potential recharge areas and the type of recharge structures to be provided are
being identified with the help of zonation maps prepared using Remote Sensing
and GIS techniques by the Institute of Remote Sensing, Anna University and
funded by the Department of Rural Development and TWAD
structures proposed depending upon the topography, hydro-geological conditions,
check dams, percolation ponds will be appropriate for recharging the aquifer. It
has been considered that 70% of the available sub storage would be recharged
through percolation ponds and the remaining 30% through check dams. In certain
areas, for example, in Cuddalore district, the terrain is not suitable for check
dams and hence only percolation ponds are to be adopted. In urban areas, roof
top rainwater harvesting is to be adopted. Apart from these sub-surface
barriers, providing recharge shafts/pits, Farm ponds, Recharge tanks, Desilting
of Tanks etc. can also be adopted depending upon the site conditions.
of Artificial Recharge Schemes in Tamil Nadu:
implementation of Artificial Recharge schemes has to be carried out in
systematic and holistic manner as per the Master Plan by the respective agencies
like PWD, Agricultural Engineering Department, TWAD Board, Chennai Metro Water
Supply and Sewage Board and Forest Department in a period of three years. As
already indicated different departments have been implementing the 'Artificial
Recharge of Ground Water' schemes, to make the schemes of this nature well
planned on scientific basis and also to create data base, it is desirable to
notify the 'State Ground & Surface Water Resources Data Centre (SG&SWRDC)
WRO as a nodal department at the state level. The Nodal Agency identified as the
'State Ground and Surface Water Resources Data Centre, WRO has to monitor
the implementation of all the recharge schemes. To popularize these schemes in a

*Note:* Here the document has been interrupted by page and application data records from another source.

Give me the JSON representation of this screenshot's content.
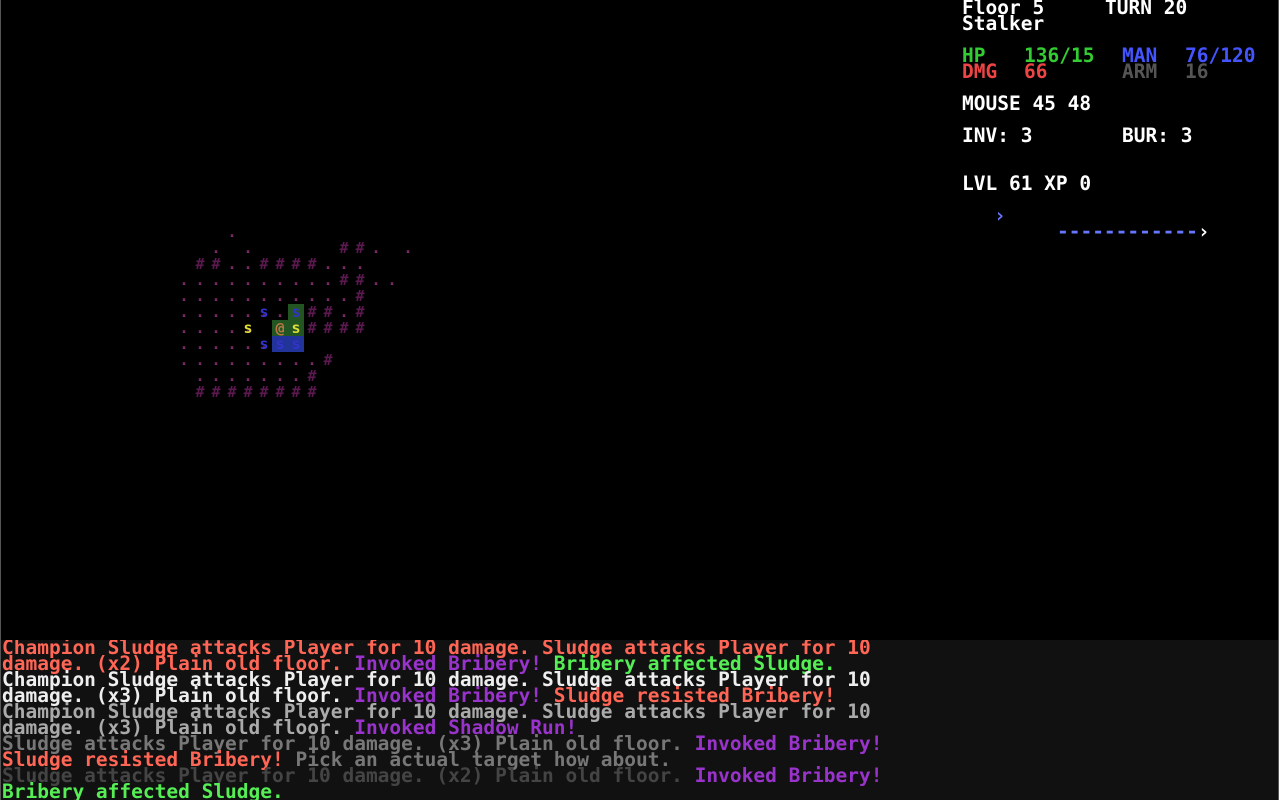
{
  "sidebar": {
    "floor": "Floor 5",
    "turn": "TURN 20",
    "class_name": "Stalker",
    "hp_label": "HP",
    "hp_value": "136/15",
    "mana_label": "MAN",
    "mana_value": "76/120",
    "dmg_label": "DMG",
    "dmg_value": "66",
    "arm_label": "ARM",
    "arm_value": "16",
    "mouse": "MOUSE 45 48",
    "inv": "INV: 3",
    "bur": "BUR: 3",
    "level": "LVL 61 XP 0",
    "xp_bar_arrow_left": "›",
    "xp_bar_dashes": "------------",
    "xp_bar_arrow_right": "›"
  },
  "colors": {
    "hp": "#33cc33",
    "mana": "#4455ff",
    "dmg": "#ee4444",
    "arm": "#555555",
    "wall": "#5a1a50",
    "floor": "#7a2a70",
    "sludge_blue": "#3333cc",
    "sludge_yellow": "#dddd33",
    "player": "#bb7744",
    "tile_green": "#225522",
    "tile_blue": "#223399"
  },
  "map": {
    "rows": [
      {
        "x": 14,
        "y": 14,
        "text": "."
      },
      {
        "x": 13,
        "y": 15,
        "text": ". ."
      },
      {
        "x": 21,
        "y": 15,
        "text": "##. ."
      },
      {
        "x": 12,
        "y": 16,
        "text": "##..####..."
      },
      {
        "x": 12,
        "y": 17,
        "text": ".........##.."
      },
      {
        "x": 11,
        "y": 17,
        "text": "."
      },
      {
        "x": 11,
        "y": 18,
        "text": "...........#"
      },
      {
        "x": 11,
        "y": 19,
        "text": "........##.#"
      },
      {
        "x": 11,
        "y": 20,
        "text": "....."
      },
      {
        "x": 11,
        "y": 21,
        "text": "......"
      },
      {
        "x": 10,
        "y": 20,
        "text": ""
      },
      {
        "x": 19,
        "y": 19,
        "text": ""
      },
      {
        "x": 20,
        "y": 20,
        "text": "###"
      },
      {
        "x": 19,
        "y": 20,
        "text": "#"
      },
      {
        "x": 11,
        "y": 22,
        "text": ".........#"
      },
      {
        "x": 12,
        "y": 23,
        "text": ".......#"
      },
      {
        "x": 12,
        "y": 24,
        "text": "########"
      }
    ],
    "entities": [
      {
        "x": 16,
        "y": 19,
        "ch": "s",
        "color": "sludge_blue",
        "bg": ""
      },
      {
        "x": 18,
        "y": 19,
        "ch": "s",
        "color": "sludge_blue",
        "bg": "tile_green"
      },
      {
        "x": 15,
        "y": 20,
        "ch": "s",
        "color": "sludge_yellow",
        "bg": ""
      },
      {
        "x": 17,
        "y": 20,
        "ch": "@",
        "color": "player",
        "bg": "tile_green"
      },
      {
        "x": 18,
        "y": 20,
        "ch": "s",
        "color": "sludge_yellow",
        "bg": "tile_green"
      },
      {
        "x": 16,
        "y": 21,
        "ch": "s",
        "color": "sludge_blue",
        "bg": ""
      },
      {
        "x": 17,
        "y": 21,
        "ch": "s",
        "color": "sludge_blue",
        "bg": "tile_blue"
      },
      {
        "x": 18,
        "y": 21,
        "ch": "s",
        "color": "sludge_blue",
        "bg": "tile_blue"
      }
    ]
  },
  "log": [
    [
      {
        "t": "Champion Sludge attacks Player for 10 damage. Sludge attacks Player for 10",
        "c": "#ff6655"
      }
    ],
    [
      {
        "t": "damage. (x2) Plain old floor. ",
        "c": "#ff6655"
      },
      {
        "t": "Invoked Bribery! ",
        "c": "#9933cc"
      },
      {
        "t": "Bribery affected Sludge.",
        "c": "#55ee55"
      }
    ],
    [
      {
        "t": "Champion Sludge attacks Player for 10 damage. Sludge attacks Player for 10",
        "c": "#eeeeee"
      }
    ],
    [
      {
        "t": "damage. (x3) Plain old floor. ",
        "c": "#eeeeee"
      },
      {
        "t": "Invoked Bribery! ",
        "c": "#9933cc"
      },
      {
        "t": "Sludge resisted Bribery!",
        "c": "#ff6655"
      }
    ],
    [
      {
        "t": "Champion Sludge attacks Player for 10 damage. Sludge attacks Player for 10",
        "c": "#aaaaaa"
      }
    ],
    [
      {
        "t": "damage. (x3) Plain old floor. ",
        "c": "#aaaaaa"
      },
      {
        "t": "Invoked Shadow Run!",
        "c": "#9933cc"
      }
    ],
    [
      {
        "t": "Sludge attacks Player for 10 damage. (x3) Plain old floor. ",
        "c": "#777777"
      },
      {
        "t": "Invoked Bribery!",
        "c": "#9933cc"
      }
    ],
    [
      {
        "t": "Sludge resisted Bribery! ",
        "c": "#ff6655"
      },
      {
        "t": "Pick an actual target how about.",
        "c": "#777777"
      }
    ],
    [
      {
        "t": "Sludge attacks Player for 10 damage. (x2) Plain old floor. ",
        "c": "#444444"
      },
      {
        "t": "Invoked Bribery!",
        "c": "#9933cc"
      }
    ],
    [
      {
        "t": "Bribery affected Sludge.",
        "c": "#55ee55"
      }
    ]
  ]
}
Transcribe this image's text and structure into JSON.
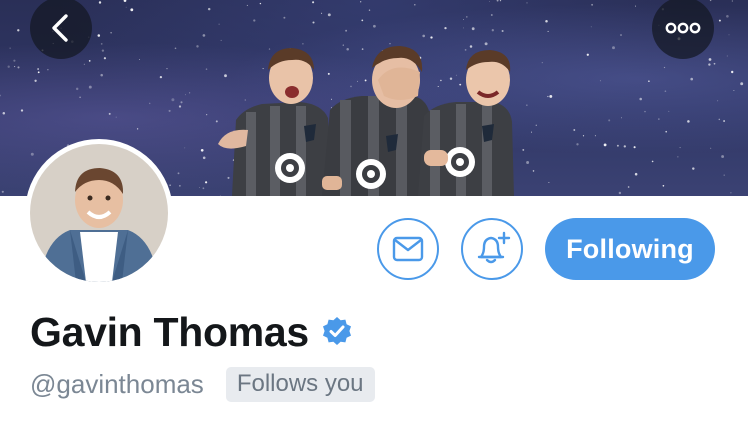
{
  "profile": {
    "display_name": "Gavin Thomas",
    "handle": "@gavinthomas",
    "follows_you_badge": "Follows you",
    "verified": true
  },
  "actions": {
    "following_label": "Following"
  },
  "icons": {
    "back": "chevron-left-icon",
    "more": "more-horizontal-icon",
    "message": "envelope-icon",
    "notifications": "bell-plus-icon",
    "verified": "verified-badge-icon"
  },
  "colors": {
    "accent": "#4a99e9",
    "name": "#14171a",
    "handle": "#7b8794",
    "badge_bg": "#e8ebef",
    "banner_bg": "#2f3663"
  }
}
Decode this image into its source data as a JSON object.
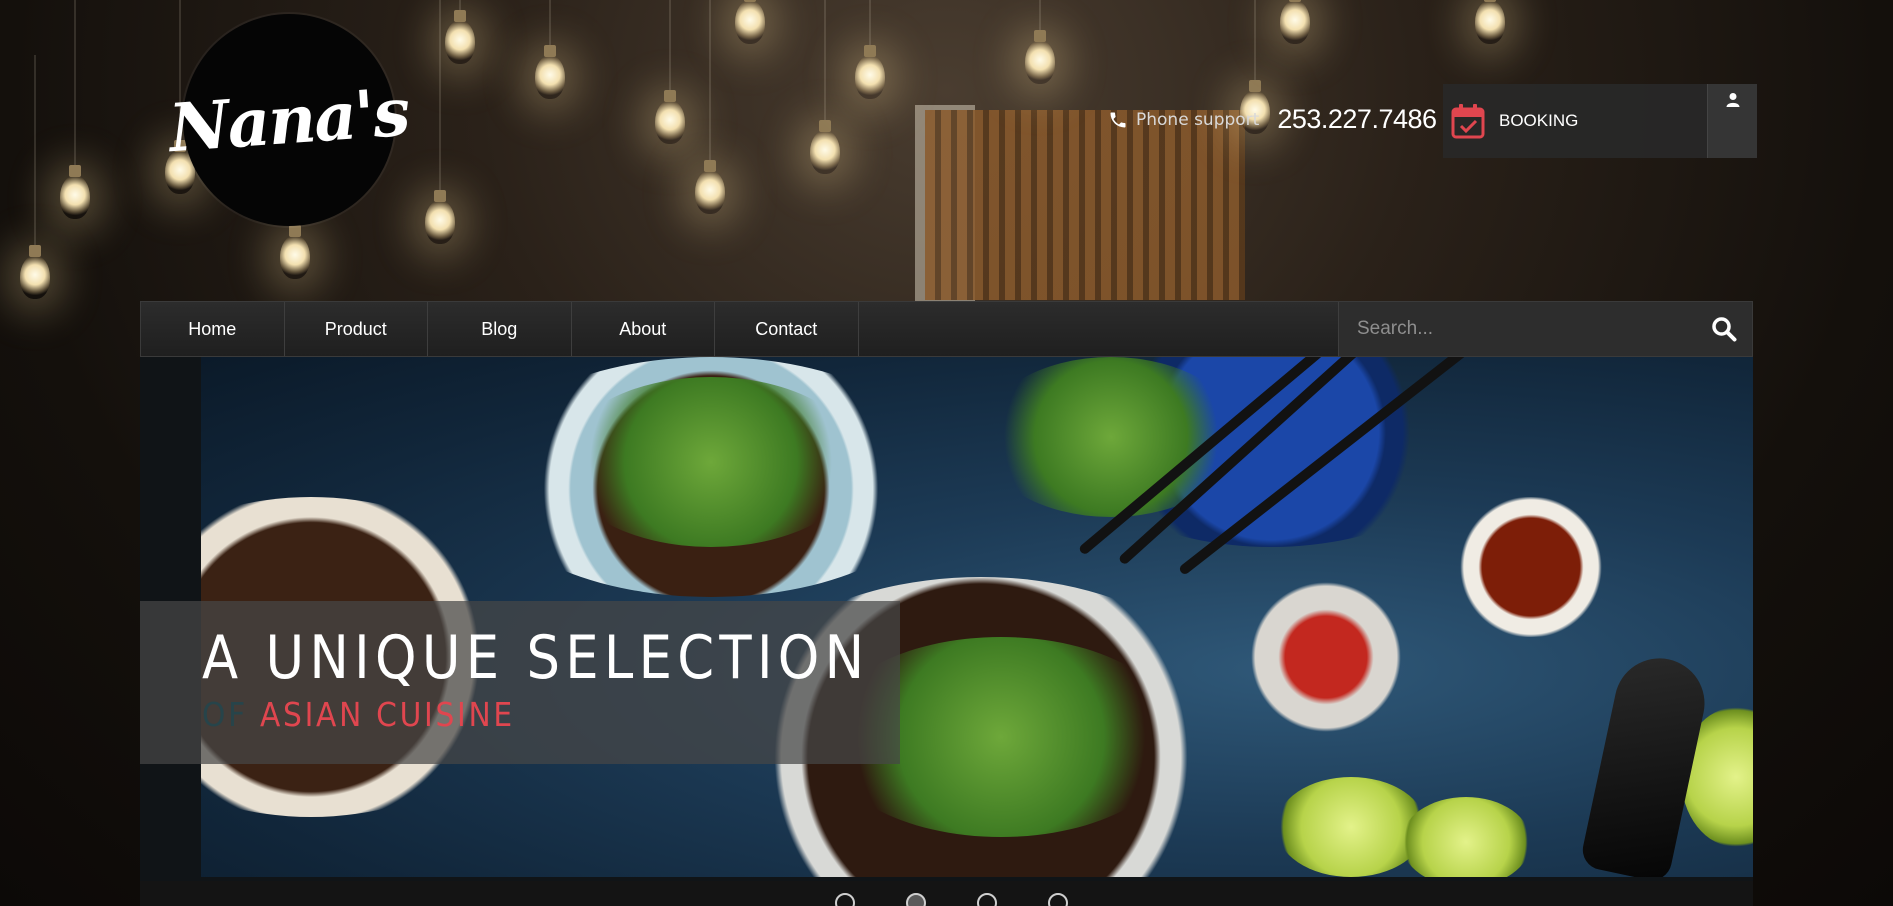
{
  "logo": {
    "text": "Nana's"
  },
  "header": {
    "phone_label": "Phone support",
    "phone_number": "253.227.7486",
    "booking_label": "BOOKING"
  },
  "nav": {
    "items": [
      {
        "label": "Home"
      },
      {
        "label": "Product"
      },
      {
        "label": "Blog"
      },
      {
        "label": "About"
      },
      {
        "label": "Contact"
      }
    ]
  },
  "search": {
    "placeholder": "Search..."
  },
  "slider": {
    "title": "A UNIQUE SELECTION",
    "subtitle_prefix": "OF",
    "subtitle_accent": "ASIAN CUISINE",
    "slides_count": 4,
    "active_slide": 2
  },
  "colors": {
    "accent": "#e0464f",
    "booking_icon": "#e0464f",
    "nav_bg": "#262626"
  },
  "icons": [
    "phone-icon",
    "calendar-check-icon",
    "user-icon",
    "search-icon"
  ]
}
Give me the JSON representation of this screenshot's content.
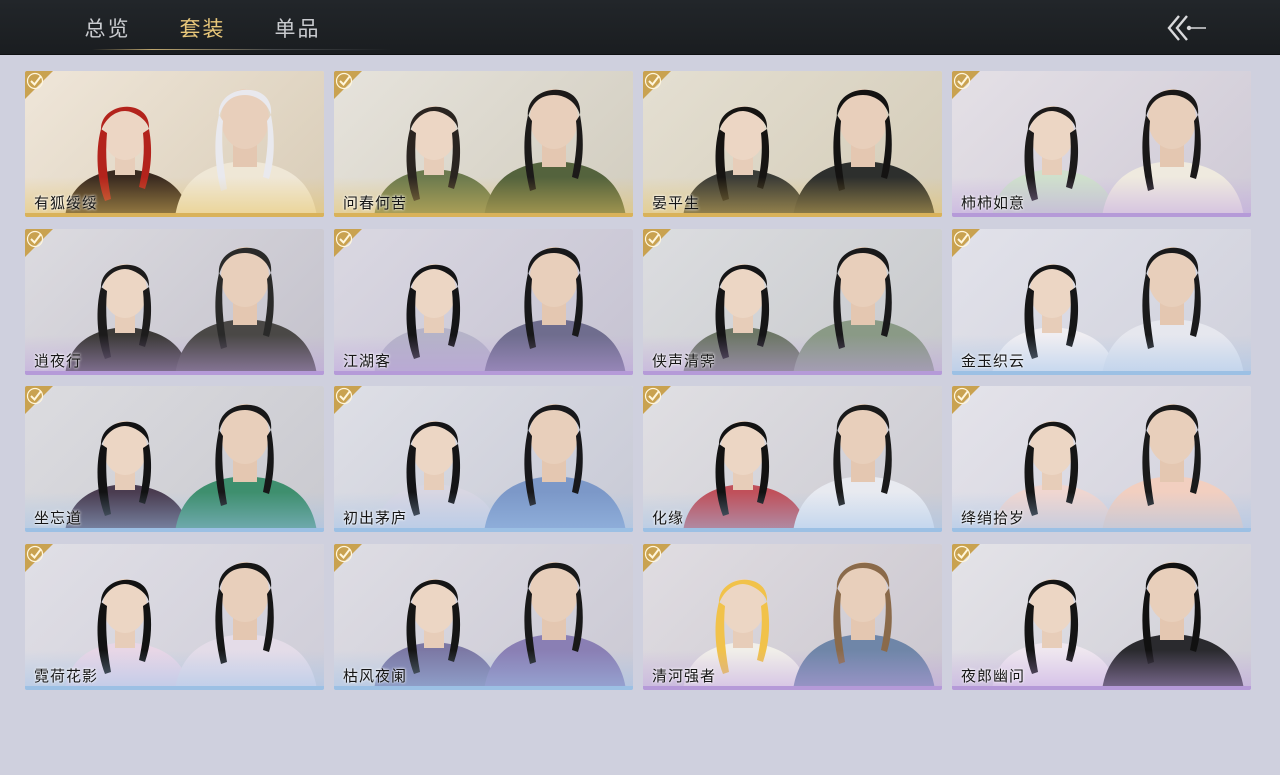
{
  "tabs": [
    {
      "label": "总览",
      "active": false
    },
    {
      "label": "套装",
      "active": true
    },
    {
      "label": "单品",
      "active": false
    }
  ],
  "back_icon": "double-chevron-back-icon",
  "check_icon": "check-corner-icon",
  "accent": "#e8c77a",
  "outfits": [
    {
      "name": "有狐绥绥",
      "owned": true,
      "tone": "gold",
      "bg": [
        "#efe6d9",
        "#d9cdb8"
      ],
      "hair": [
        "#b3231c",
        "#e9e9ee"
      ],
      "cloth": [
        "#3a2a20",
        "#efe7d6"
      ]
    },
    {
      "name": "问春何苦",
      "owned": true,
      "tone": "gold",
      "bg": [
        "#e6e3dc",
        "#d2cdbf"
      ],
      "hair": [
        "#2a2420",
        "#1c1a19"
      ],
      "cloth": [
        "#6c7a4e",
        "#54633d"
      ]
    },
    {
      "name": "晏平生",
      "owned": true,
      "tone": "gold",
      "bg": [
        "#e4dfd2",
        "#d4ccb8"
      ],
      "hair": [
        "#161412",
        "#141312"
      ],
      "cloth": [
        "#3b3c37",
        "#2d2f2d"
      ]
    },
    {
      "name": "柿柿如意",
      "owned": true,
      "tone": "purple",
      "bg": [
        "#e4e0e6",
        "#cfcad6"
      ],
      "hair": [
        "#1c1a1a",
        "#1a1818"
      ],
      "cloth": [
        "#cfe0cc",
        "#efeadf"
      ]
    },
    {
      "name": "逍夜行",
      "owned": true,
      "tone": "purple",
      "bg": [
        "#dcdbe0",
        "#c4c2cc"
      ],
      "hair": [
        "#1c1b1b",
        "#2a2a29"
      ],
      "cloth": [
        "#3c3a38",
        "#4a4846"
      ]
    },
    {
      "name": "江湖客",
      "owned": true,
      "tone": "purple",
      "bg": [
        "#dad8e2",
        "#c6c3d2"
      ],
      "hair": [
        "#141416",
        "#18181a"
      ],
      "cloth": [
        "#b5b3c8",
        "#6f6d8e"
      ]
    },
    {
      "name": "侠声清霁",
      "owned": true,
      "tone": "purple",
      "bg": [
        "#dcdde0",
        "#c7c9cc"
      ],
      "hair": [
        "#151516",
        "#19191a"
      ],
      "cloth": [
        "#6d7766",
        "#8a9a86"
      ]
    },
    {
      "name": "金玉织云",
      "owned": true,
      "tone": "blue",
      "bg": [
        "#e2e2ea",
        "#d0d1dc"
      ],
      "hair": [
        "#161617",
        "#1a1a1b"
      ],
      "cloth": [
        "#f0eef2",
        "#e6e7ee"
      ]
    },
    {
      "name": "坐忘道",
      "owned": true,
      "tone": "blue",
      "bg": [
        "#dcdce0",
        "#c9c9cf"
      ],
      "hair": [
        "#121213",
        "#171718"
      ],
      "cloth": [
        "#4a3c50",
        "#3e8f6e"
      ]
    },
    {
      "name": "初出茅庐",
      "owned": true,
      "tone": "blue",
      "bg": [
        "#dedfe6",
        "#c8cad6"
      ],
      "hair": [
        "#141416",
        "#18181b"
      ],
      "cloth": [
        "#d8d6e2",
        "#7c98c8"
      ]
    },
    {
      "name": "化缘",
      "owned": true,
      "tone": "blue",
      "bg": [
        "#e0dfe3",
        "#cccbd2"
      ],
      "hair": [
        "#121212",
        "#1a1a1a"
      ],
      "cloth": [
        "#c0505a",
        "#e8eaf0"
      ]
    },
    {
      "name": "绛绡拾岁",
      "owned": true,
      "tone": "blue",
      "bg": [
        "#e4e3ea",
        "#d2d1dc"
      ],
      "hair": [
        "#161616",
        "#1a1a1a"
      ],
      "cloth": [
        "#f0d6d0",
        "#f2cfc0"
      ]
    },
    {
      "name": "霓荷花影",
      "owned": true,
      "tone": "blue",
      "bg": [
        "#e0dfe6",
        "#cfcdd8"
      ],
      "hair": [
        "#121212",
        "#161616"
      ],
      "cloth": [
        "#e8d6e6",
        "#e4dce8"
      ]
    },
    {
      "name": "枯风夜阑",
      "owned": true,
      "tone": "blue",
      "bg": [
        "#dedde4",
        "#cbc9d4"
      ],
      "hair": [
        "#151515",
        "#191919"
      ],
      "cloth": [
        "#7c78a4",
        "#8a7fb4"
      ]
    },
    {
      "name": "清河强者",
      "owned": true,
      "tone": "purple",
      "bg": [
        "#e0dde2",
        "#cbc7cf"
      ],
      "hair": [
        "#f1c24a",
        "#8a6a4a"
      ],
      "cloth": [
        "#f1efe9",
        "#6f86a8"
      ]
    },
    {
      "name": "夜郎幽问",
      "owned": true,
      "tone": "purple",
      "bg": [
        "#e4e3e8",
        "#cfced6"
      ],
      "hair": [
        "#141414",
        "#111111"
      ],
      "cloth": [
        "#efe7ef",
        "#2a2a2e"
      ]
    }
  ]
}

big way and to ensure their success, this programme has to be made a people's
implementation of Artificial Recharge Schemes in a systematic and scientific
manner will enhance the ground water potential in the affected areas. The
problems like depletion in water levels and deterioration in water quality
caused due to over-exploitation will be tackled by augmentation of ground water
through Artificial Recharge. In our State, out of 385 blocks, 175 blocks are
over-exploited and critical where the stage of ground water development is more
than 90%. The situation in these over-exploited and critical blocks constituting
45.45% will improve by the implementation of the proposed artificial recharge
schemes. The augmentation of the ground water through the Artificial Recharge
measures coupled with management and regulatory measures will improve the ground
water scenario in the State and these affected blocks may revert back to
semi-critical and safe blocks respectively. Apart from this, immediate steps are
required to be taken to prevent the semi-critical blocks numbering 57 blocks
(14.80%) from becoming critical and over-exploited blocks. In Tamil Nadu,
various departments like PWD, Agricultural Engineering, TWAD Board, Panchayats
were implementing artificial recharge schemes. Forest department is implementing
similar schemes in the Reserved Forests. The sectoral allocation of water to various uses will
be supplemented and go a longway in tackling the problems of over-exploitation
of ground water in the State.
total cost of artificial recharge structures to be taken up in the years
2008-09, 2009-10 & 2010-11 will
be Rs. 550 Crores of which the
amount sanctioned for the year 2008-09
will be Rs. 100 Crores.
Excellency, the Governor of Tamilnadu addressed in the Legislative Assembly on
23.01.2008 that the schemes for implementation in the water deficit areas for
storing the unutilized water in rivers, river lets and streams and utilizing it
round the year for drinking water and agricultural purposes. Hence this Master
Plan is prepared.
Administrative Sanction for this scheme has
been issued by the Tamilnadu Government vide
its order mentioned below.
Ms No 198, PW(R2)Dept. dt
break up details of the amount sanctioned for 2008-09
for different Government Agencies are as follow.
a) Water Resources Organaisation (PWD) Rs
b) State Ground and Surface Water
Resources Data Centre (PWD)
Rs 2 Crores.
c) TWAD Board
d) Agricultural Engineering
e) Forest Department
Rs 100 Croress.